Bill de Blasio

If 2013 marked the ascent and promise of Bill de Blasio’s progressive mayoral campaign, 2014 was the year de Blasio put his official stamp on the city from a legislative perspective.

De Blasio began the year with some shrewd political maneuvering behind the scenes, inserting himself into the largely backroom-driven City Council speaker’s race by using his newfound power to pressure Council members to back his preferred candidate, Melissa Mark-Viverito, over Dan Garodnick. De Blasio’s gambit succeeded, as Mark-Viverito cruised to victory, and her leadership paid immediate dividends for the mayor when she passed an expansion of the city’s paid sick leave law to cover 530,000 more workers.

On the state level, de Blasio also scored a major victory when Gov. Andrew Cuomo provided funding in the state budget for a citywide universal pre-K program, which would become the mayor’s signature policy achievement. This despite the fact that de Blasio continued to lobby the governor and Legislature (in a statewide election year, no less) to raise taxes on the wealthiest in New York City in order to pay for the program. The mayor’s persistence in pushing the tax hike would eventually be seen as the impetus for the long-running feud with Cuomo and a primary reason de Blasio’s subsequent policy requests in Albany were largely dead on arrival.

Later that summer, de Blasio and Mark-Viverito announced IDNYC – a municipal identification card designed to give undocumented immigrants a means of accessing city services. The bill was signed into law in July and went into effect the following year.

The mayor also rolled out two of his more ambitious policy proposals: a 10-year plan to build and preserve 200,000 units of affordable housing and Vision Zero, an initiative designed to reduce traffic-related fatalities in the city.
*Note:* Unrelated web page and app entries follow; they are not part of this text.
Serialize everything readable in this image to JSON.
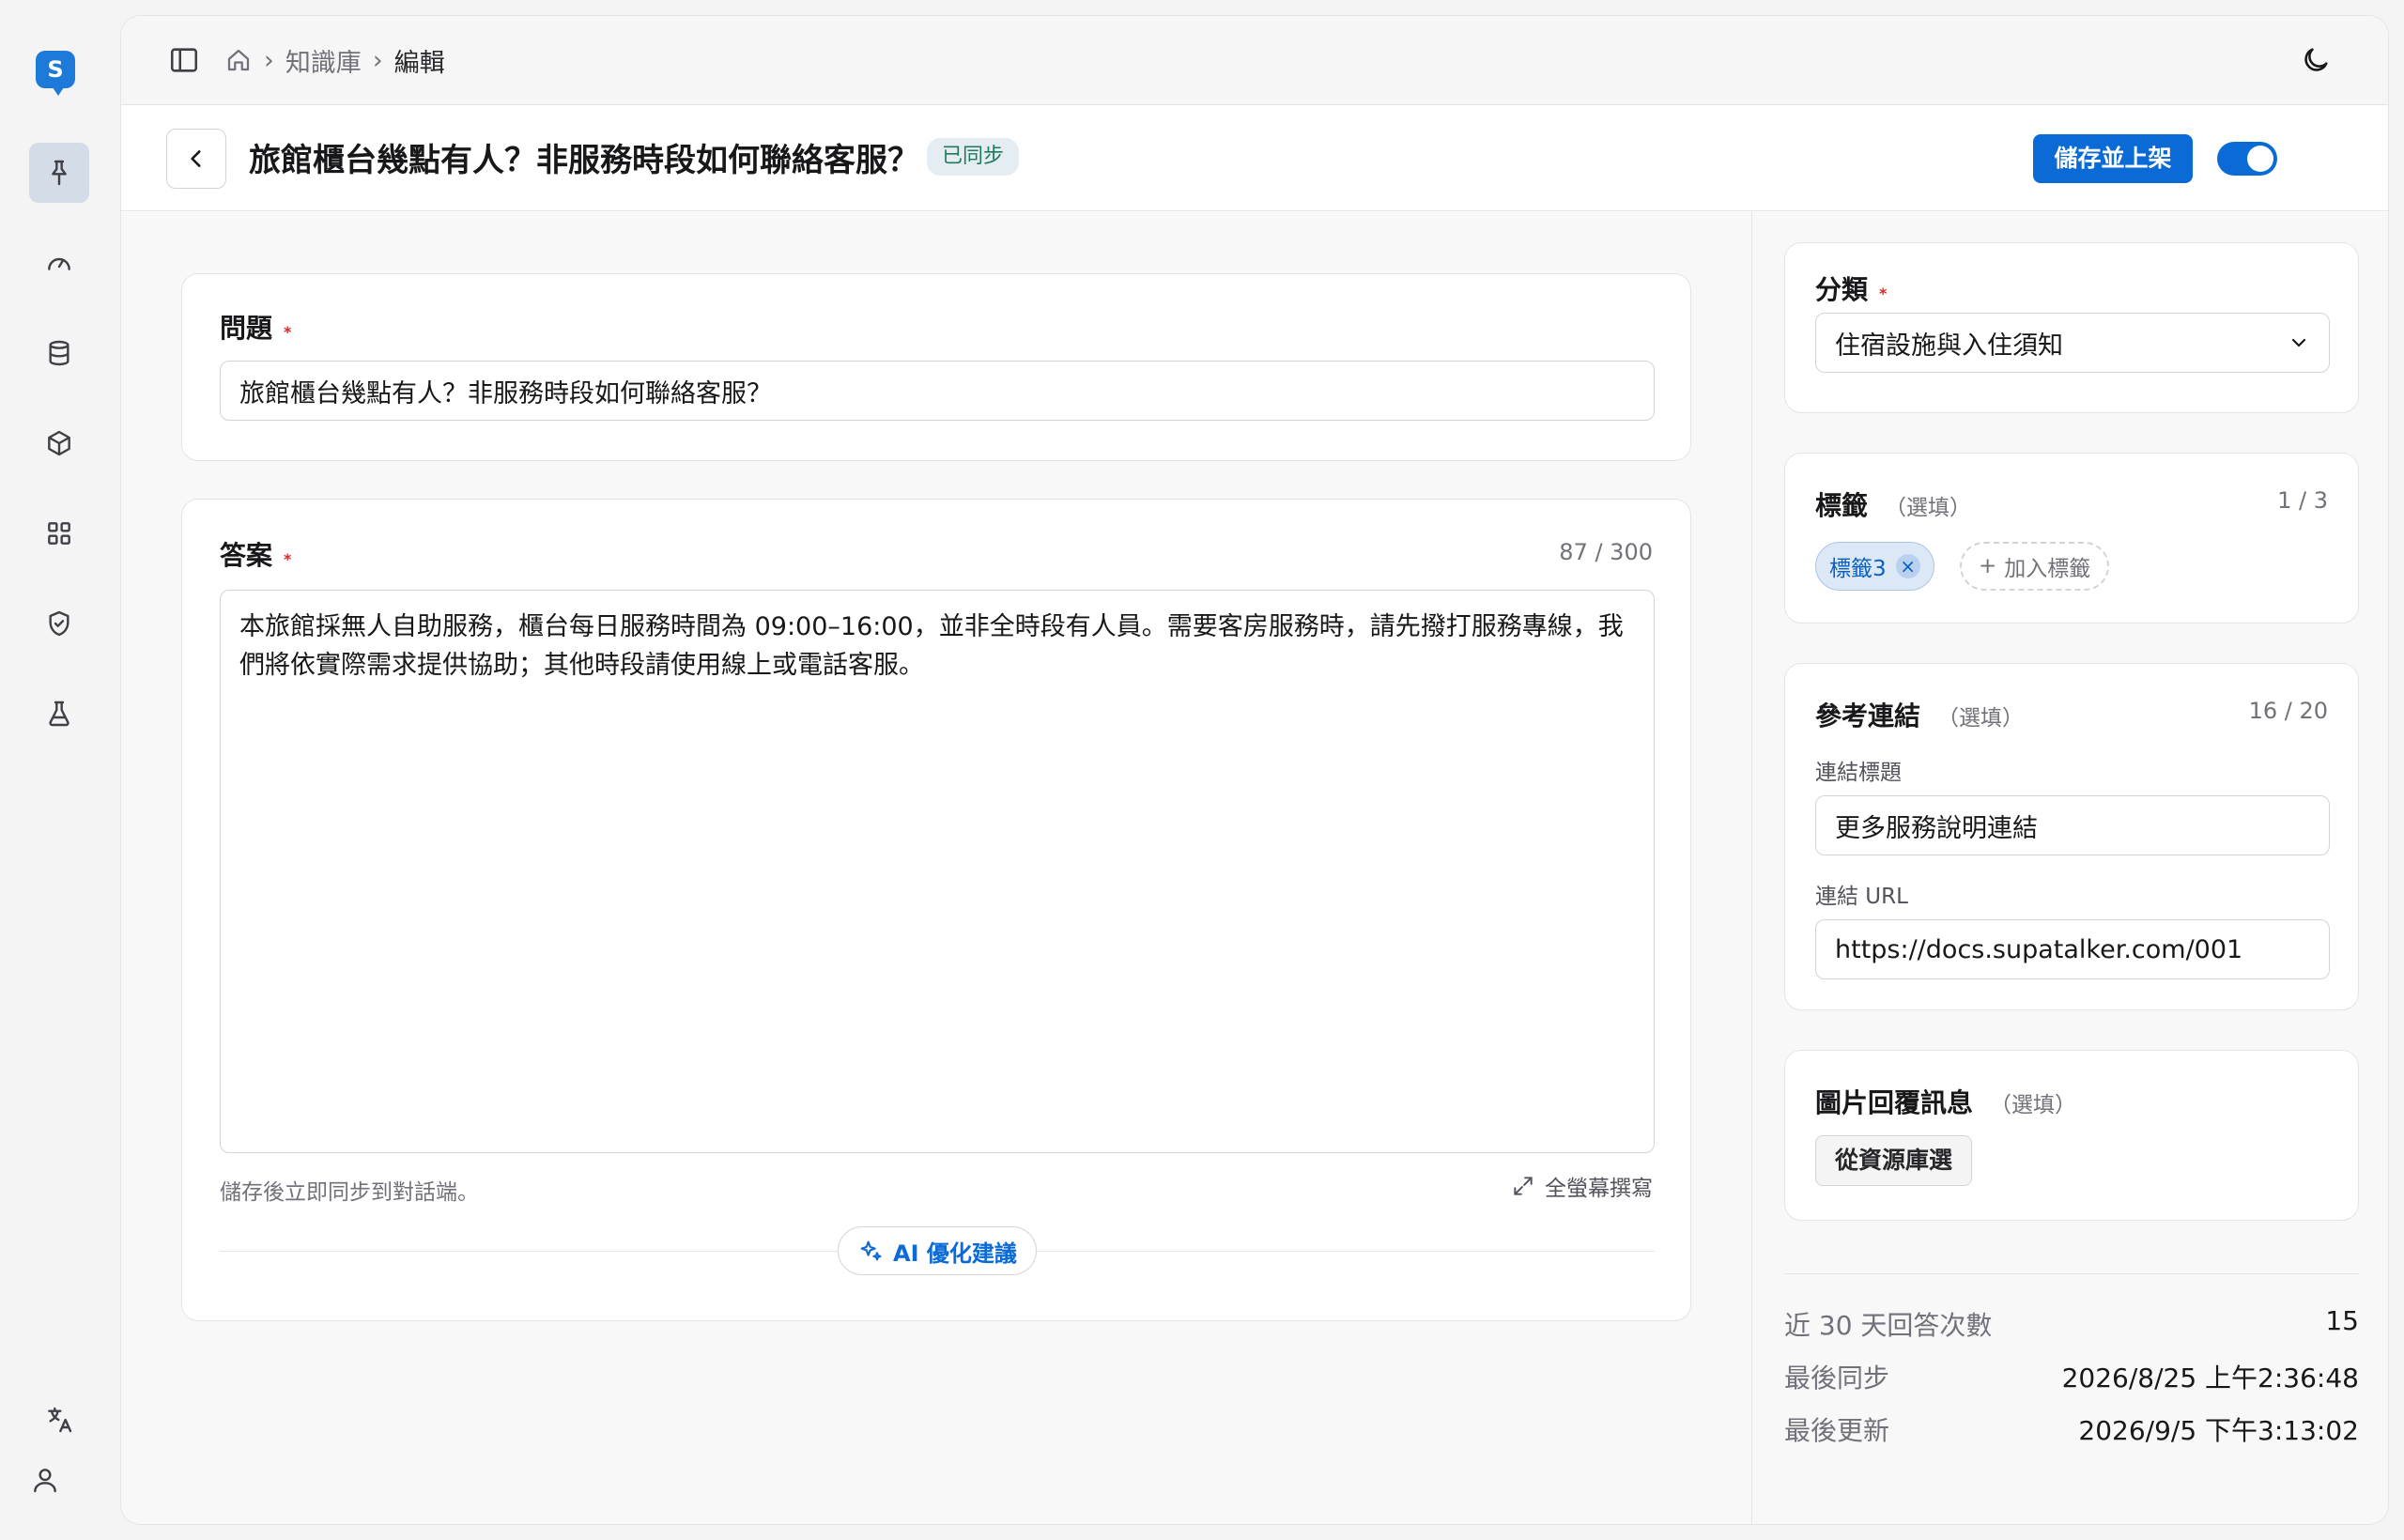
{
  "rail": {
    "logo": "S",
    "items": [
      "pin-icon",
      "gauge-icon",
      "database-icon",
      "package-icon",
      "apps-grid-icon",
      "shield-check-icon",
      "flask-icon"
    ],
    "bottom": [
      "translate-icon",
      "user-icon"
    ]
  },
  "breadcrumb": {
    "home": "home-icon",
    "items": [
      "知識庫",
      "編輯"
    ]
  },
  "header": {
    "title": "旅館櫃台幾點有人？非服務時段如何聯絡客服？",
    "status": "已同步",
    "publish_label": "儲存並上架",
    "enabled": true
  },
  "question": {
    "label": "問題",
    "required": "*",
    "value": "旅館櫃台幾點有人？非服務時段如何聯絡客服？"
  },
  "answer": {
    "label": "答案",
    "required": "*",
    "count": "87 / 300",
    "value": "本旅館採無人自助服務，櫃台每日服務時間為 09:00–16:00，並非全時段有人員。需要客房服務時，請先撥打服務專線，我們將依實際需求提供協助；其他時段請使用線上或電話客服。",
    "hint": "儲存後立即同步到對話端。",
    "fullscreen_label": "全螢幕撰寫",
    "ai_label": "AI 優化建議"
  },
  "category": {
    "label": "分類",
    "required": "*",
    "value": "住宿設施與入住須知"
  },
  "tags": {
    "label": "標籤",
    "optional": "（選填）",
    "count": "1 / 3",
    "items": [
      "標籤3"
    ],
    "add_label": "加入標籤"
  },
  "links": {
    "label": "參考連結",
    "optional": "（選填）",
    "count": "16 / 20",
    "title_label": "連結標題",
    "title_value": "更多服務說明連結",
    "url_label": "連結 URL",
    "url_value": "https://docs.supatalker.com/001"
  },
  "image_reply": {
    "label": "圖片回覆訊息",
    "optional": "（選填）",
    "button_label": "從資源庫選"
  },
  "stats": [
    {
      "key": "近 30 天回答次數",
      "value": "15"
    },
    {
      "key": "最後同步",
      "value": "2026/8/25 上午2:36:48"
    },
    {
      "key": "最後更新",
      "value": "2026/9/5 下午3:13:02"
    }
  ],
  "colors": {
    "accent": "#0a6ad6",
    "required": "#dc2626",
    "synced": "#1f7a5c"
  }
}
While the jury is still out on the overall efficacy of both programs, they will largely define de Blasio’s legacy as mayor.

 

2014 Newsmaker, Runner-up: Melissa Mark-Viverito

Melissa Mark-Viverito

Bill de Blasio’s election as mayor of New York City ushered in a push for income equality to change the “Tale of Two Cities” narrative. Stop-and-frisk had been sharply reduced and community engagement efforts were gaining traction. Then, from the streets of East Harlem, a former Local 1199 organizer and co-founder of Mujeres del Barrio rode the wave of progressive politics from her 8th City Council District seat straight to the second-highest position of power in New York City politics. Melissa Mark-Viverito became the first Puerto Rican woman and Latina to serve as speaker of the New York City Council.

Her friendship with de Blasio (she was the first City Council member to endorse him in the mayoral race) certainly played a role in her ability to get the better of the backroom negotiations that usually anoint new speakers, but so did a grassroots campaign designed to show the City Council that the public’s will was behind the progressive caucus and their choice for speaker – Mark-Viverito. Her victory represented a historic first for the chamber, and that’s why she is our runner-up for newsmaker of the year for 2014.